In the past, management would run any new business model past the bloggers in advance – not that they were required to do so but out of courtesy and understanding of the mutual dependence implicit in the relationship. In this case, we were all blindsided late yesterday by an e-mail from ScienceBlogs that Food Frontiers had been launched. No advance discussion. No consideration of how the relationship might affect how our readers view us.
Business may be business, but ScienceBlogs is making a mockery of itself and undermining the objectivity and reputation that we have all worked so hard to establish and maintain. The exodus of several high-profile bloggers and world-class science writers over the last 18 months speaks to the fact that ScienceBlogs is no longer the only such game in the blogosphere. And I am certain that this unfolding episode will make for great journalism ethics discussions in J-school classrooms around the world next semester.

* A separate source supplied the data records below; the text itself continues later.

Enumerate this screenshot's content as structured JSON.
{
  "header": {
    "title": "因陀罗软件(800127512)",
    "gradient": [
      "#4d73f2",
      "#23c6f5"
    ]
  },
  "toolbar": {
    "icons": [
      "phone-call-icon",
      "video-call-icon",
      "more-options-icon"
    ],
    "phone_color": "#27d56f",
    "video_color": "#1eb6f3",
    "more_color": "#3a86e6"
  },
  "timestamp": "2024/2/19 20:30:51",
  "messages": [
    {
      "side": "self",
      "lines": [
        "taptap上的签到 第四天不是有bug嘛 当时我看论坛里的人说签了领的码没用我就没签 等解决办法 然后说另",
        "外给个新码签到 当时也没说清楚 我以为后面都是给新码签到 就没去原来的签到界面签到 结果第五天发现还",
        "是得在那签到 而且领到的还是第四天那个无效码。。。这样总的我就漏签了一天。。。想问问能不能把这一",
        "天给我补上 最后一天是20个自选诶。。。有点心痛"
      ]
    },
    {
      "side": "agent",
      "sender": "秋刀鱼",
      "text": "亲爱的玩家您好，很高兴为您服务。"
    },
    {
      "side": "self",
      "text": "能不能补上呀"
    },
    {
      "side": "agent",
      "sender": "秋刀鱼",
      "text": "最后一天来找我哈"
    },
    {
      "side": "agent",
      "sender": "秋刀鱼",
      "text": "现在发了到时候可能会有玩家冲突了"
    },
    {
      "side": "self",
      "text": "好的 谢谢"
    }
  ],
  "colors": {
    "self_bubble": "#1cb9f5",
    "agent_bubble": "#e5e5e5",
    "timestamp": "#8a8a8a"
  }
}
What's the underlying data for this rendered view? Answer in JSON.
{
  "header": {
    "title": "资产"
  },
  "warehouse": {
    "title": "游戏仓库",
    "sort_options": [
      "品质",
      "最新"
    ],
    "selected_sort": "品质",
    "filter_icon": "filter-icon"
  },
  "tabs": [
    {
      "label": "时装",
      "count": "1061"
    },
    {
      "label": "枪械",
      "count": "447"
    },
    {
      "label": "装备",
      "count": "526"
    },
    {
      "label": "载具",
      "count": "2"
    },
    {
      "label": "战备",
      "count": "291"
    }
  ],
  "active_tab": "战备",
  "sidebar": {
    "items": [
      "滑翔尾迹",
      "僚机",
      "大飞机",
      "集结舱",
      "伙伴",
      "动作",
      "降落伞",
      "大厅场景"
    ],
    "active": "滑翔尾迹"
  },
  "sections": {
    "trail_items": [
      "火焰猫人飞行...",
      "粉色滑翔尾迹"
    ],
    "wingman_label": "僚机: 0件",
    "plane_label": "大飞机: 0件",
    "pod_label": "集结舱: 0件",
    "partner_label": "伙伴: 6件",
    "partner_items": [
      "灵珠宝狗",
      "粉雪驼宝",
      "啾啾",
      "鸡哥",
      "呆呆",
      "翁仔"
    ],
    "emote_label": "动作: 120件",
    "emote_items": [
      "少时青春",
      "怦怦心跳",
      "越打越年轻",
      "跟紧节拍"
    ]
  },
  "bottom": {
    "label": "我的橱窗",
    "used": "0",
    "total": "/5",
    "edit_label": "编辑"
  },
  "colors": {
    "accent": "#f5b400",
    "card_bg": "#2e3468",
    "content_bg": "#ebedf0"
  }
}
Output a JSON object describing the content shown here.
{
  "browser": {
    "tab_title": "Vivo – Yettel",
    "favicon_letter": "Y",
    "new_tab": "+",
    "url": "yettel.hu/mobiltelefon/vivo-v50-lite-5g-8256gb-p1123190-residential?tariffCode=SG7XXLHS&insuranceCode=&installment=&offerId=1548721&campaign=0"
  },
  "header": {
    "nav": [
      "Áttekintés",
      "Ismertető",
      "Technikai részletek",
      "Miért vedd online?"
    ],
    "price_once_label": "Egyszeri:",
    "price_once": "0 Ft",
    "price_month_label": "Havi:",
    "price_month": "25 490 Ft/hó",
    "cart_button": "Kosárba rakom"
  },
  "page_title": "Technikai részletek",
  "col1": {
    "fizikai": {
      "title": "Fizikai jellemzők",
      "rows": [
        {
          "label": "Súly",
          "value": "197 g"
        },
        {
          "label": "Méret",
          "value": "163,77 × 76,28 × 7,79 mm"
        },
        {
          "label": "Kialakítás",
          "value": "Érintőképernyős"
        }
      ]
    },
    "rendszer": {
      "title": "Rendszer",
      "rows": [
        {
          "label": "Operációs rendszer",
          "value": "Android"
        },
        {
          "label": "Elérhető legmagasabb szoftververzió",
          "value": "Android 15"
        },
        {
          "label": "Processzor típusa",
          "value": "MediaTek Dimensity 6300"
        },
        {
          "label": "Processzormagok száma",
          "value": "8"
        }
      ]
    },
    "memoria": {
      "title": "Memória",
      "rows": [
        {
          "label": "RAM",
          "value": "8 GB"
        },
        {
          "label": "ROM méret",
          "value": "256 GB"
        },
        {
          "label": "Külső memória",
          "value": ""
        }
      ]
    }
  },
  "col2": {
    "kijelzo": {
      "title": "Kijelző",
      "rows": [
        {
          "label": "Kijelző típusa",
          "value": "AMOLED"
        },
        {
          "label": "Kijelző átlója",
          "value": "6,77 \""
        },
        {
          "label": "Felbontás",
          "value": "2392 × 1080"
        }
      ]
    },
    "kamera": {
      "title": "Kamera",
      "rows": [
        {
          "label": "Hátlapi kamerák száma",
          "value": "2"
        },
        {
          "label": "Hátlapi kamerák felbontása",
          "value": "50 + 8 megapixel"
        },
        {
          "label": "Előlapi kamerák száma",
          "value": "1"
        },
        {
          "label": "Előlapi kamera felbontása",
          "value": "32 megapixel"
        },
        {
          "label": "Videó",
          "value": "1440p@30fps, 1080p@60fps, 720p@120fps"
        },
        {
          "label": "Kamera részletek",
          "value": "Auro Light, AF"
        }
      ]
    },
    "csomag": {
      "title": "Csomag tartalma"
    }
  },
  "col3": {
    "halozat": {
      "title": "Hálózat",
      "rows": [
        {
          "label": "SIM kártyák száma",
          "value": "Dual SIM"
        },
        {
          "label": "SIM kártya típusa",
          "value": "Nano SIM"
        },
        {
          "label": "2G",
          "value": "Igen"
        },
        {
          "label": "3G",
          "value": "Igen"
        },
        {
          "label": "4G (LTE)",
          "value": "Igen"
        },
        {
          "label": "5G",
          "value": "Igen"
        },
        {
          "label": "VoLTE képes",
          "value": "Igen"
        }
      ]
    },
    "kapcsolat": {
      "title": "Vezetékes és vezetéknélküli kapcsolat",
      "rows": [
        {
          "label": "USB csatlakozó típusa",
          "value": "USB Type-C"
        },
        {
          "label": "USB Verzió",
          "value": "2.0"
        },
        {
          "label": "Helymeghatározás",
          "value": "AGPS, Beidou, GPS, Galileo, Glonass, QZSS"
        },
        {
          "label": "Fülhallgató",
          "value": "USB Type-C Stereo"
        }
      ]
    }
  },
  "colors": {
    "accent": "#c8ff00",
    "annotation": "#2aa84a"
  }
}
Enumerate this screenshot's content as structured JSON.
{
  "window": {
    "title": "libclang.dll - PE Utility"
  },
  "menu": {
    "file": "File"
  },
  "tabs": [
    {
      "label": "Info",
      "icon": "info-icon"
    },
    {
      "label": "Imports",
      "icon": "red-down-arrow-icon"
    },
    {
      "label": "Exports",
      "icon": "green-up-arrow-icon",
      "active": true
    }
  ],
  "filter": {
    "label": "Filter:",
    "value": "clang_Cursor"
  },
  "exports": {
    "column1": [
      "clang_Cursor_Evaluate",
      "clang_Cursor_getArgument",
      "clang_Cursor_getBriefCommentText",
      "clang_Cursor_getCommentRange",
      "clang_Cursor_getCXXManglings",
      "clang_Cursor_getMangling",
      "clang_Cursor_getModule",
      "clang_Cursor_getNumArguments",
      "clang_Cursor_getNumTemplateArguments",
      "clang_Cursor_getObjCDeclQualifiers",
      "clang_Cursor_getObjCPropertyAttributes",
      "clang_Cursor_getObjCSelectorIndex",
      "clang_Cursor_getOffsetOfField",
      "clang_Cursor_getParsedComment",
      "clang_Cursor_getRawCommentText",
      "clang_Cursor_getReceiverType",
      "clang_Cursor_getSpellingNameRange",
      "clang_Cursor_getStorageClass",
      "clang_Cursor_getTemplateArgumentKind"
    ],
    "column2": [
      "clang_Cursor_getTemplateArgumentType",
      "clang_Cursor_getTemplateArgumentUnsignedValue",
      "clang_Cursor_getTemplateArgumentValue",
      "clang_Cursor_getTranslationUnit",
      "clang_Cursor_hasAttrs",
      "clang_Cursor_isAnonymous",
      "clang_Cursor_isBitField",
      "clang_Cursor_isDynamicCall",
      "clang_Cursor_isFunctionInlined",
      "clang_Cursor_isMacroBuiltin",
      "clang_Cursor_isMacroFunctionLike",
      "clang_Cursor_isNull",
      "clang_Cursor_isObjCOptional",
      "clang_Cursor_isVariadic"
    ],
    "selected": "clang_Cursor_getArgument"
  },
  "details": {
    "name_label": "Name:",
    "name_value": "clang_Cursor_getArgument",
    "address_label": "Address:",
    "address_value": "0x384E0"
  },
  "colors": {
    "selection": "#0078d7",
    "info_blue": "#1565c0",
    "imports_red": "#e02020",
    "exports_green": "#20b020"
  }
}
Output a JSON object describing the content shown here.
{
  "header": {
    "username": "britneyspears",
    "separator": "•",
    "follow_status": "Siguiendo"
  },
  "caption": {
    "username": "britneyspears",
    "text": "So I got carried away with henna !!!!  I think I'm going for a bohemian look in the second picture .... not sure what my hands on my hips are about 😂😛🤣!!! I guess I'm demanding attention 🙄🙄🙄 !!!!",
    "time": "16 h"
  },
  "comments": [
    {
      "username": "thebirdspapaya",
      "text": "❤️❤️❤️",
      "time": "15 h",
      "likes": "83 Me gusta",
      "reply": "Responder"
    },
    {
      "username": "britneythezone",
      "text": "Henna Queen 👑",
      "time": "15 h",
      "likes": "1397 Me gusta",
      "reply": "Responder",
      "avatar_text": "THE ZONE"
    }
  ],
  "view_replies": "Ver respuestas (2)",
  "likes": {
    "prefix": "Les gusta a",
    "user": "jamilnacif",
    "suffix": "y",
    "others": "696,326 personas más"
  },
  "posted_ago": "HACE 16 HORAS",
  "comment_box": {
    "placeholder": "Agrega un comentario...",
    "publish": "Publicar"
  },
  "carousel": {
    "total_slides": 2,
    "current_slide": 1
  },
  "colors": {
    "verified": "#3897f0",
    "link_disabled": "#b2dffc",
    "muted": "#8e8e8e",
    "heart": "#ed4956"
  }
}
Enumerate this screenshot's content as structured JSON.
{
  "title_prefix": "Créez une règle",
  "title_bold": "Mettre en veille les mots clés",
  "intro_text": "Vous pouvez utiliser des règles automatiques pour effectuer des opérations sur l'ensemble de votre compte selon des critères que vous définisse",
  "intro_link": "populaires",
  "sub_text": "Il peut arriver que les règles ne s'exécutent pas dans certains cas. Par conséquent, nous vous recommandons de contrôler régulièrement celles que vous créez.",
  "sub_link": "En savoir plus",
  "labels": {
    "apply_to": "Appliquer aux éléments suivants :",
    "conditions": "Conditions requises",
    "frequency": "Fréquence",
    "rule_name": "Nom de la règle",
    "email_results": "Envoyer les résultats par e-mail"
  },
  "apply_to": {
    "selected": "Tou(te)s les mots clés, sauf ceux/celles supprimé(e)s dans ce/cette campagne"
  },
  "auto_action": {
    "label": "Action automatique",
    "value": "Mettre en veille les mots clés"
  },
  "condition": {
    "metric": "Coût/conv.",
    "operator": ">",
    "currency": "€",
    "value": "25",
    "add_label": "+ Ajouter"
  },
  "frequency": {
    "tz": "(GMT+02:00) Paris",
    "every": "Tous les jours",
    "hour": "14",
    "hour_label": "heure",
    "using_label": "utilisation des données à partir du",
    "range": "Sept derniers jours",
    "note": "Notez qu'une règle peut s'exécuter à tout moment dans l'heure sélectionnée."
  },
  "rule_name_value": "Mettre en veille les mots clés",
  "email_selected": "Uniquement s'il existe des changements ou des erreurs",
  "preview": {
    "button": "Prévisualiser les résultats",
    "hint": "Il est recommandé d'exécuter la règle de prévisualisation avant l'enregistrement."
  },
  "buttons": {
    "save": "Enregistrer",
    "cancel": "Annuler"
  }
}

For what it’s worth, PepsiCo’s Daniel Pellegrom stated at Food Frontiers that they will moderate comments and accept any that are “not defamatory or profane.” And bloggers are already exercising their personal editorial control to attack this decision to host Food Frontiers, with at least one blog leaving and others threatening to do so. However, I will have to dig in to find out why GrrlScientist’s post entitled, “Sucking Corporate Dick” has now changed to “Pepsi Ethics.”
As usual, Orac at Respectful Insolence has a very complete discussion of advertising and hosted content at ScienceBlogs and a history of the blogging network and the community of bloggers.
As you might guess, this episode has stimulated for me a deep examination of conscience and consideration of why I blog – and why I remain at ScienceBlogs. Although I write with a pseudonym, my identity is clearly available here and elsewhere and I also have to consider my professional reputation together with the one I have built here with you as an objective source of information about drugs and dietary supplements. There are tradeoffs in any relationship and each blogger here will decide what is right for them.
But what is clear at this point is that completely independent of whatever content shows up at PepsiCo’s Food Frontiers blog, ScienceBlogs has hammered many nails into the coffin of its reputation. The decision to host that blog is the current pinnacle of disrespect shown to the bloggers who have built the ScienceBlogs readership over the last four-and-a-half years.